The Bible And The Believer: How To Read The Bible Critically And Religiously, by Marc Zvi Brettler, Peter Enns, & Daniel J. Harrington
Stop me if you’ve heard this one before. A Jew, a Jesuit, and a Protestant critical scholar walk into a bar and have a dialogue about faith and critical scholarship. Seeing that their views are generally in harmony with each other despite their varying backgrounds, they decide to write a book together thinking that as like-minded individuals they can encourage people to be both “religious” and critical by approaching the Bible as they do. Guess which one gets more attention? The fact that this book of nearly 200 pages can be reduced to a joke about people walking into a bar and on the slippery nature of textual criticism  suggests a deep failure on the part of the authors. Let us make no mistake, this book is not very good, but it is bad in a way that is deeply instructive about the way that critical scholarship erodes the faith of people who study in many seminaries and makes them ineffective at preaching the Gospel since they are trained to have such serious doubts about the Bible’s reliability and authority by showing some of the sad remnants of such a benighted religious education.
This book’s organization is extremely simple, and it gives me an idea of the sort of book I would want to write myself in collaboration with others where the conversation itself becomes text. The three perspectives of the book are represented, respectively, by Marc Zvi Brettler, who serves as the liberal Jew who tries to point out how critical scholarship has spread like a metastatic cancer through the Conservative and even Orthodox perspectives of his faith, Peter Enns, who laments the hostility of so many Evangelicals and conservative protestants to the critical theory he represents even as he tries to paint the corruption of such an approach as a necessary part of genuine faith, and Daniel J. Harrington, a Jesuit who praises both critical theory and the magisterial approach of the Catholic Church towards highly centralized religious authority. Each of them gives an attempt at syncretism between the critical approach and their own faith tradition and then comments on the efforts of the other two, and all of them end up pretty chummy with each other and thinking that there is no great gulf between their own belief systems.
The problem is that the similarity of the particular people involved (and others of their ilk) is that their genuine faith is not Bible-based at all but a faith in their own skill and those of others who share their approach as textual critics. By approaching the Bible as judges of the text and its veracity based on their own standards and not as those who approach the Bible as a soon-to-be convicted felon approaches the bench and hopes for a merciful judgment, their religion is useless and worthless. By assuming all kinds of things about the Bible and its supposed contradictions and its imaginary sources and fictive authors like Second and Third Isaiah and so on, the authors show that the sort of faith that one can have as a critical scholar is not the faith that anyone wants, nor is it the sort of faith that can serve to challenge our own chronological snobbery and the fashionable vices and injustice of our own times.

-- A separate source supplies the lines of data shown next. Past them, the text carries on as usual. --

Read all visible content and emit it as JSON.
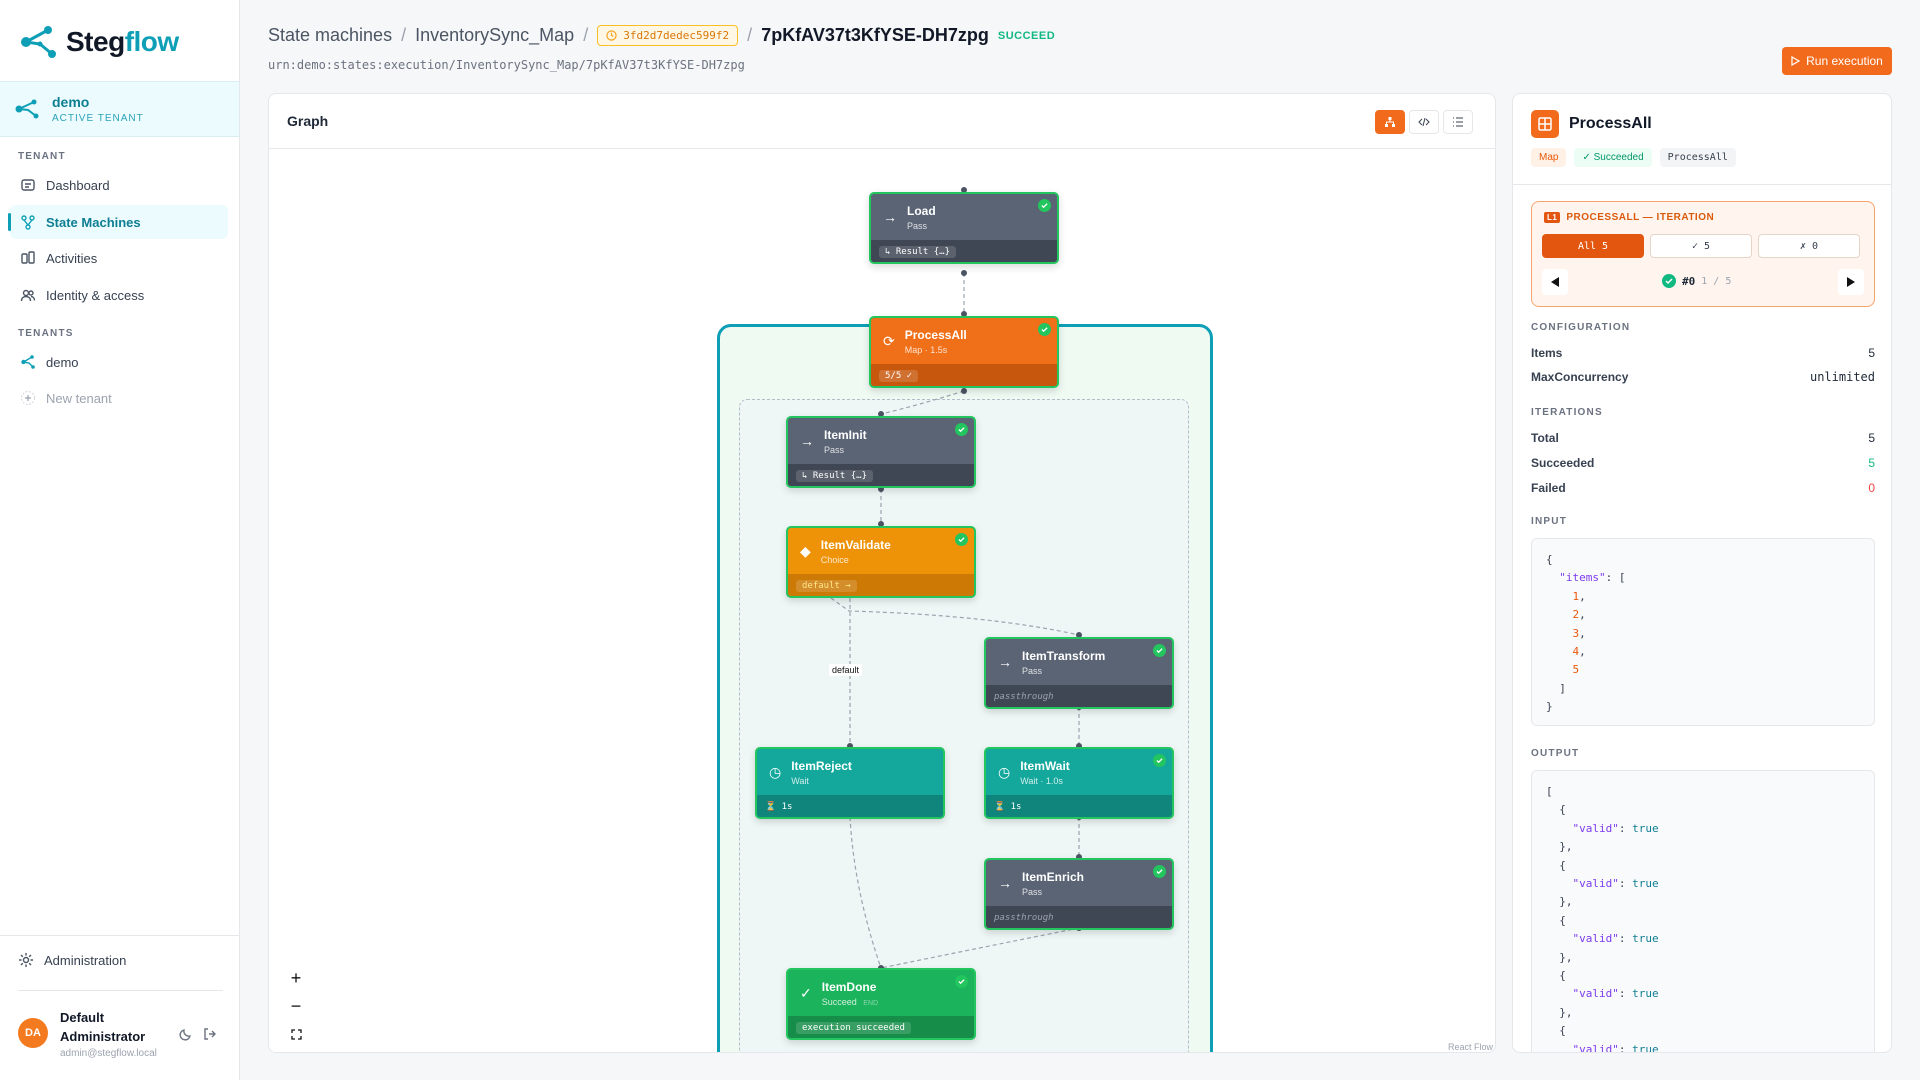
{
  "app": {
    "brand_a": "Steg",
    "brand_b": "flow"
  },
  "tenant": {
    "name": "demo",
    "subtitle": "ACTIVE TENANT"
  },
  "sidebar": {
    "tenant_section": "TENANT",
    "items": [
      {
        "label": "Dashboard",
        "icon": "dashboard-icon"
      },
      {
        "label": "State Machines",
        "icon": "state-machine-icon",
        "active": true
      },
      {
        "label": "Activities",
        "icon": "activities-icon"
      },
      {
        "label": "Identity & access",
        "icon": "users-icon"
      }
    ],
    "tenants_section": "TENANTS",
    "tenants": [
      {
        "label": "demo"
      }
    ],
    "new_tenant": "New tenant",
    "administration": "Administration"
  },
  "user": {
    "initials": "DA",
    "name": "Default Administrator",
    "email": "admin@stegflow.local"
  },
  "header": {
    "crumb1": "State machines",
    "crumb2": "InventorySync_Map",
    "hash": "3fd2d7dedec599f2",
    "execution_id": "7pKfAV37t3KfYSE-DH7zpg",
    "status": "SUCCEED",
    "urn": "urn:demo:states:execution/InventorySync_Map/7pKfAV37t3KfYSE-DH7zpg",
    "run_button": "Run execution"
  },
  "graph": {
    "title": "Graph",
    "edge_label": "default",
    "attribution": "React Flow",
    "nodes": {
      "load": {
        "title": "Load",
        "sub": "Pass",
        "foot": "↳ Result {…}"
      },
      "processall": {
        "title": "ProcessAll",
        "sub": "Map · 1.5s",
        "foot": "5/5 ✓"
      },
      "iteminit": {
        "title": "ItemInit",
        "sub": "Pass",
        "foot": "↳ Result {…}"
      },
      "itemvalidate": {
        "title": "ItemValidate",
        "sub": "Choice",
        "foot": "default →"
      },
      "itemtransform": {
        "title": "ItemTransform",
        "sub": "Pass",
        "foot": "passthrough"
      },
      "itemreject": {
        "title": "ItemReject",
        "sub": "Wait",
        "foot": "⏳ 1s"
      },
      "itemwait": {
        "title": "ItemWait",
        "sub": "Wait · 1.0s",
        "foot": "⏳ 1s"
      },
      "itemenrich": {
        "title": "ItemEnrich",
        "sub": "Pass",
        "foot": "passthrough"
      },
      "itemdone": {
        "title": "ItemDone",
        "sub": "Succeed",
        "end": "END",
        "foot": "execution succeeded"
      }
    }
  },
  "details": {
    "title": "ProcessAll",
    "chip_type": "Map",
    "chip_status": "✓ Succeeded",
    "chip_name": "ProcessAll",
    "iteration_label": "PROCESSALL — ITERATION",
    "iteration_badge": "L1",
    "filter_all": "All 5",
    "filter_ok": "✓ 5",
    "filter_fail": "✗ 0",
    "current_iter": "#0",
    "iter_pos": "1 / 5",
    "config_label": "CONFIGURATION",
    "items_k": "Items",
    "items_v": "5",
    "maxc_k": "MaxConcurrency",
    "maxc_v": "unlimited",
    "iter_section": "ITERATIONS",
    "total_k": "Total",
    "total_v": "5",
    "succ_k": "Succeeded",
    "succ_v": "5",
    "fail_k": "Failed",
    "fail_v": "0",
    "input_label": "INPUT",
    "output_label": "OUTPUT",
    "input_items": [
      "1",
      "2",
      "3",
      "4",
      "5"
    ]
  },
  "colors": {
    "accent": "#f26b1d",
    "brand": "#0e9fb7",
    "success": "#22c55e",
    "fail": "#ef4444"
  }
}
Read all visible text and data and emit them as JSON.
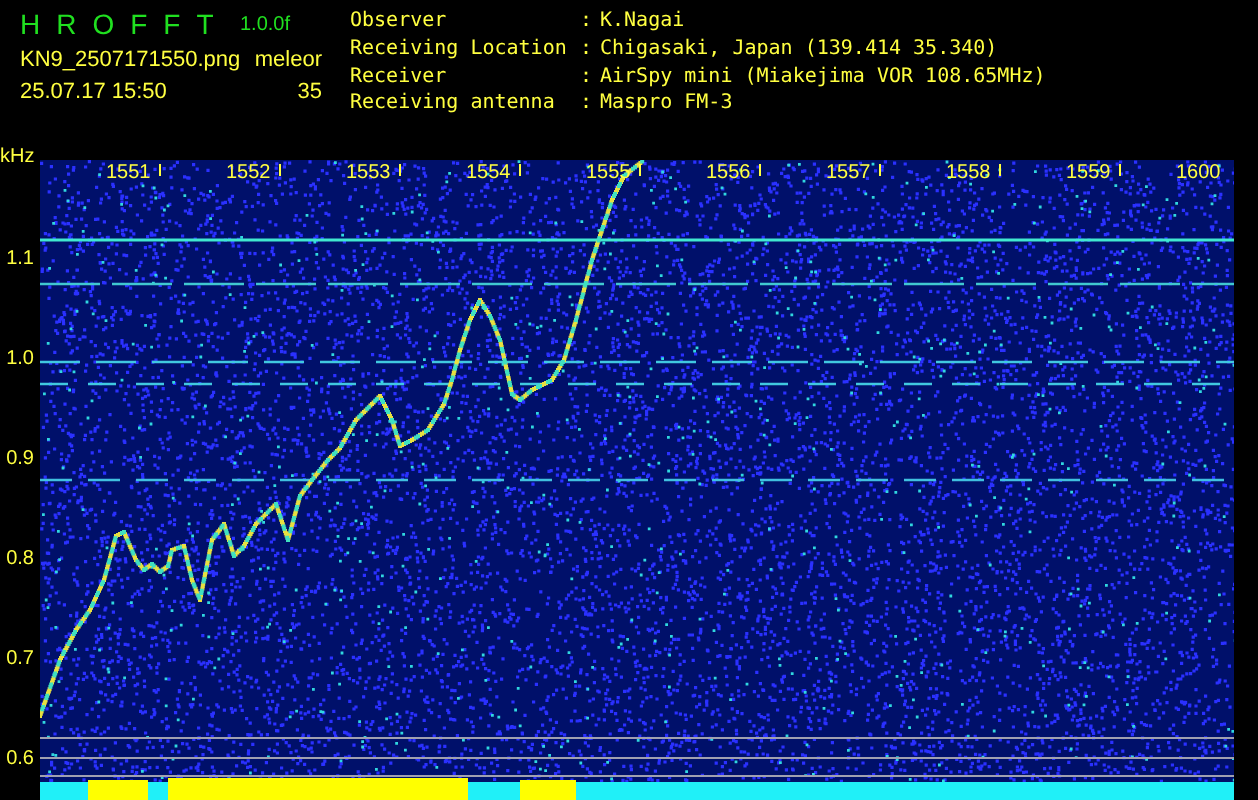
{
  "app": {
    "title": "HROFFT",
    "version": "1.0.0f"
  },
  "file": {
    "name": "KN9_2507171550.png",
    "timestamp": "25.07.17 15:50"
  },
  "meteor_count": {
    "label": "meleor",
    "value": "35"
  },
  "station": [
    {
      "label": "Observer",
      "sep": ":",
      "value": "K.Nagai"
    },
    {
      "label": "Receiving Location",
      "sep": ":",
      "value": "Chigasaki, Japan (139.414 35.340)"
    },
    {
      "label": "Receiver",
      "sep": ":",
      "value": "AirSpy mini (Miakejima VOR 108.65MHz)"
    },
    {
      "label": "Receiving antenna",
      "sep": ":",
      "value": "Maspro FM-3"
    }
  ],
  "spectrogram": {
    "unit": "kHz",
    "time_ticks": [
      "1551",
      "1552",
      "1553",
      "1554",
      "1555",
      "1556",
      "1557",
      "1558",
      "1559",
      "1600"
    ],
    "frequency_ticks": [
      "1.1",
      "1.0",
      "0.9",
      "0.8",
      "0.7",
      "0.6"
    ]
  }
}
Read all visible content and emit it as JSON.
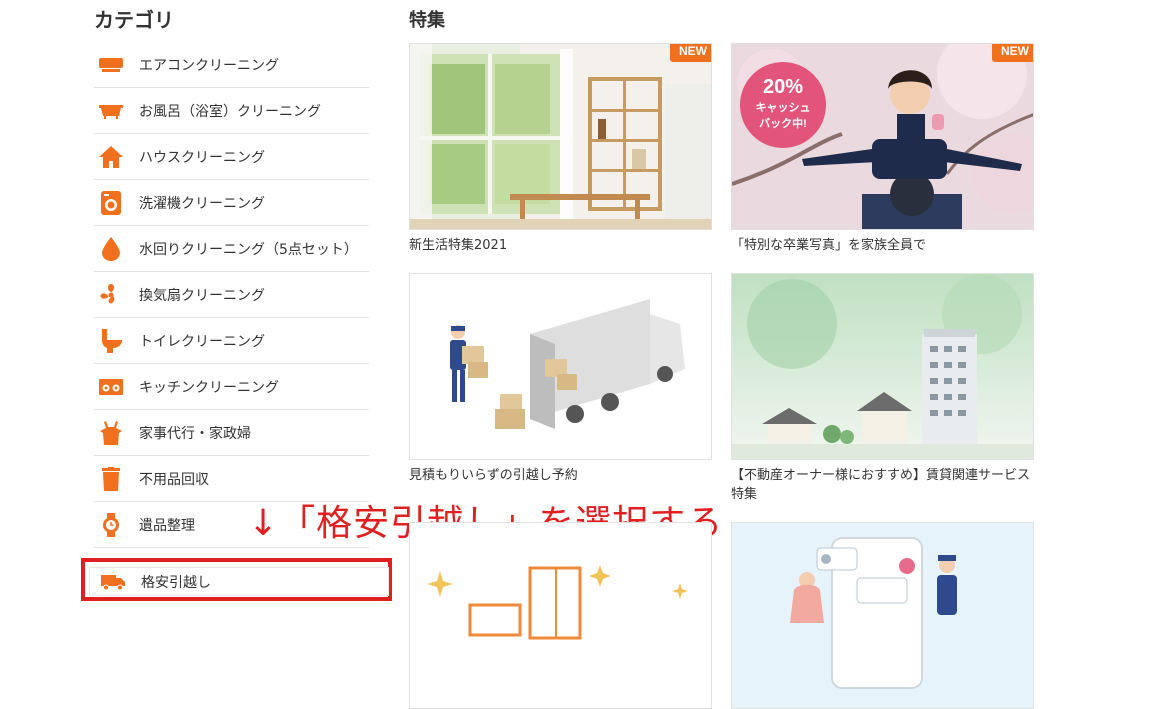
{
  "sidebar": {
    "title": "カテゴリ",
    "items": [
      {
        "label": "エアコンクリーニング",
        "icon": "air-conditioner-icon"
      },
      {
        "label": "お風呂（浴室）クリーニング",
        "icon": "bathtub-icon"
      },
      {
        "label": "ハウスクリーニング",
        "icon": "house-icon"
      },
      {
        "label": "洗濯機クリーニング",
        "icon": "washing-machine-icon"
      },
      {
        "label": "水回りクリーニング（5点セット）",
        "icon": "water-drop-icon"
      },
      {
        "label": "換気扇クリーニング",
        "icon": "fan-icon"
      },
      {
        "label": "トイレクリーニング",
        "icon": "toilet-icon"
      },
      {
        "label": "キッチンクリーニング",
        "icon": "kitchen-stove-icon"
      },
      {
        "label": "家事代行・家政婦",
        "icon": "apron-icon"
      },
      {
        "label": "不用品回収",
        "icon": "trash-can-icon"
      },
      {
        "label": "遺品整理",
        "icon": "watch-icon"
      }
    ],
    "highlighted_item": {
      "label": "格安引越し",
      "icon": "truck-icon"
    }
  },
  "featured": {
    "title": "特集",
    "badge_label": "NEW",
    "cards": [
      {
        "caption": "新生活特集2021",
        "badge": "NEW"
      },
      {
        "caption": "「特別な卒業写真」を家族全員で",
        "badge": "NEW",
        "sticker_line1": "20%",
        "sticker_line2": "キャッシュ",
        "sticker_line3": "バック中!"
      },
      {
        "caption": "見積もりいらずの引越し予約"
      },
      {
        "caption": "【不動産オーナー様におすすめ】賃貸関連サービス特集"
      }
    ]
  },
  "annotation": {
    "text": "↓「格安引越し」を選択する"
  },
  "colors": {
    "accent": "#f0701e",
    "highlight": "#e02020"
  }
}
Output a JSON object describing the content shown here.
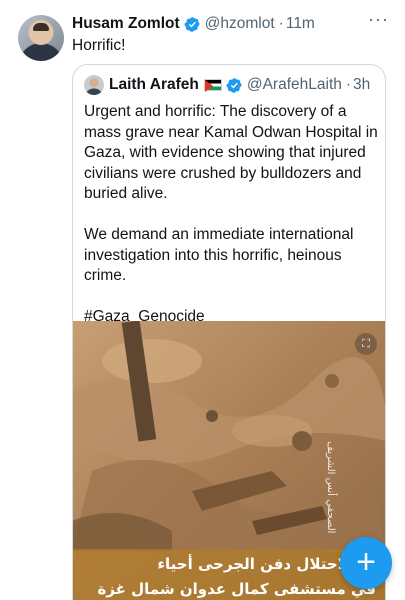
{
  "tweet": {
    "author_name": "Husam Zomlot",
    "author_handle": "@hzomlot",
    "separator": "·",
    "time": "11m",
    "text": "Horrific!",
    "more_label": "···"
  },
  "quote": {
    "author_name": "Laith Arafeh",
    "author_handle": "@ArafehLaith",
    "separator": "·",
    "time": "3h",
    "paragraphs": [
      "Urgent and horrific: The discovery of a mass grave near Kamal Odwan Hospital in Gaza, with evidence showing that injured civilians were crushed by bulldozers and buried alive.",
      "We demand an immediate international investigation into this horrific, heinous crime.",
      "#Gaza_Genocide"
    ],
    "media": {
      "caption_line1": "الاحتلال دفن الجرحى أحياء",
      "caption_line2": "في مستشفى كمال عدوان شمال غزة",
      "side_text": "الصحفي أنس الشريف",
      "watermark": "⛶"
    }
  },
  "fab": {
    "label": "+"
  },
  "colors": {
    "accent": "#1d9bf0",
    "text": "#0f1419",
    "secondary": "#536471",
    "border": "#cfd9de"
  },
  "icons": [
    "verified-badge-icon",
    "more-icon",
    "compose-icon",
    "palestine-flag-icon"
  ]
}
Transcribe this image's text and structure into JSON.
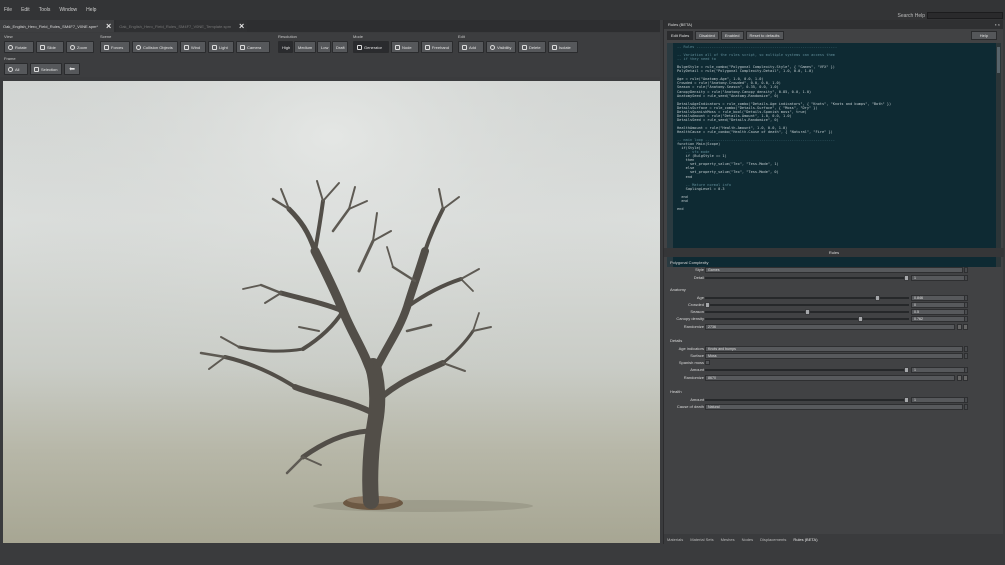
{
  "menu": [
    "File",
    "Edit",
    "Tools",
    "Window",
    "Help"
  ],
  "search": {
    "label": "Search Help",
    "placeholder": ""
  },
  "doc_tabs": [
    {
      "label": "Oak_English_Hero_Field_Rules_SM4F7_V0NE.spm*",
      "active": true
    },
    {
      "label": "Oak_English_Hero_Field_Rules_SM4F7_V0NE_Template.spm",
      "active": false
    }
  ],
  "toolbar": {
    "view": {
      "label": "View",
      "buttons": [
        "Rotate",
        "Slide",
        "Zoom"
      ]
    },
    "scene": {
      "label": "Scene",
      "buttons": [
        "Forces",
        "Collision Objects",
        "Wind",
        "Light",
        "Camera"
      ]
    },
    "resolution": {
      "label": "Resolution",
      "buttons": [
        "High",
        "Medium",
        "Low",
        "Draft"
      ]
    },
    "mode": {
      "label": "Mode",
      "buttons": [
        "Generator",
        "Node",
        "Freehand"
      ]
    },
    "edit": {
      "label": "Edit",
      "buttons": [
        "Add",
        "Visibility",
        "Delete",
        "Isolate"
      ]
    },
    "frame": {
      "label": "Frame",
      "buttons": [
        "All",
        "Selection"
      ]
    }
  },
  "panel": {
    "title": "Rules (BETA)",
    "tabs": [
      "Edit Rules",
      "Disabled",
      "Enabled",
      "Reset to defaults"
    ],
    "help": "Help",
    "header": "Rules"
  },
  "code_lines": [
    "-- Rules -----------------------------------------------------------------",
    "",
    "-- Variation all of the rules script, so multiple systems can access them",
    "-- if they need to",
    "",
    "BulgeStyle = rule_combo(\"Polygonal Complexity.Style\", { \"Games\", \"VFX\" })",
    "PolyDetail = rule(\"Polygonal Complexity.Detail\", 1.0, 0.0, 1.0)",
    "",
    "Age = rule(\"Anatomy.Age\", 1.0, 0.0, 1.0)",
    "Crowded = rule(\"Anatomy.Crowded\", 0.0, 0.0, 1.0)",
    "Season = rule(\"Anatomy.Season\", 0.35, 0.0, 1.0)",
    "CanopyDensity = rule(\"Anatomy.Canopy density\", 0.85, 0.0, 1.0)",
    "AnatomySeed = rule_seed(\"Anatomy.Randomize\", 0)",
    "",
    "DetailsAgeIndicators = rule_combo(\"Details.Age indicators\", { \"Knots\", \"Knots and bumps\", \"Both\" })",
    "DetailsSurface = rule_combo(\"Details.Surface\", { \"Moss\", \"Dry\" })",
    "DetailsSpanishMoss = rule_bool(\"Details.Spanish moss\", true)",
    "DetailsAmount = rule(\"Details.Amount\", 1.0, 0.0, 1.0)",
    "DetailsSeed = rule_seed(\"Details.Randomize\", 0)",
    "",
    "HealthAmount = rule(\"Health.Amount\", 1.0, 0.0, 1.0)",
    "HealthCause = rule_combo(\"Health.Cause of death\", { \"Natural\", \"Fire\" })",
    "",
    "-- main loop ------------------------------------------------------------",
    "function Main(Scope)",
    "  if(Style)",
    "    -- vfx mode",
    "    if (BulgStyle == 1)",
    "    then",
    "      set_property_value(\"Tex\", \"Tess.Mode\", 1)",
    "    else",
    "      set_property_value(\"Tex\", \"Tess.Mode\", 0)",
    "    end",
    "",
    "    -- Mature normal info",
    "    SaplingLevel = 0.3",
    "",
    "  end",
    "  end",
    "",
    "end"
  ],
  "sections": {
    "poly": {
      "title": "Polygonal Complexity",
      "style": {
        "label": "Style",
        "value": "Games"
      },
      "detail": {
        "label": "Detail",
        "value": "1"
      }
    },
    "anatomy": {
      "title": "Anatomy",
      "age": {
        "label": "Age",
        "value": "0.846"
      },
      "crowded": {
        "label": "Crowded",
        "value": "0"
      },
      "season": {
        "label": "Season",
        "value": "0.5"
      },
      "canopy": {
        "label": "Canopy density",
        "value": "0.762"
      },
      "randomize": {
        "label": "Randomize",
        "value": "2736"
      }
    },
    "details": {
      "title": "Details",
      "age_ind": {
        "label": "Age indicators",
        "value": "Knots and bumps"
      },
      "surface": {
        "label": "Surface",
        "value": "Moss"
      },
      "spanish": {
        "label": "Spanish moss"
      },
      "amount": {
        "label": "Amount",
        "value": "1"
      },
      "randomize": {
        "label": "Randomize",
        "value": "8670"
      }
    },
    "health": {
      "title": "Health",
      "amount": {
        "label": "Amount",
        "value": "1"
      },
      "cause": {
        "label": "Cause of death",
        "value": "Natural"
      }
    }
  },
  "bottom_tabs": [
    "Materials",
    "Material Sets",
    "Meshes",
    "Nodes",
    "Displacements",
    "Rules (BETA)"
  ]
}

These authors may be able to pal around with each other and find no great difference between the approach of the others, but their approach is quite distinct from a genuinely godly and biblical one.
 See for example: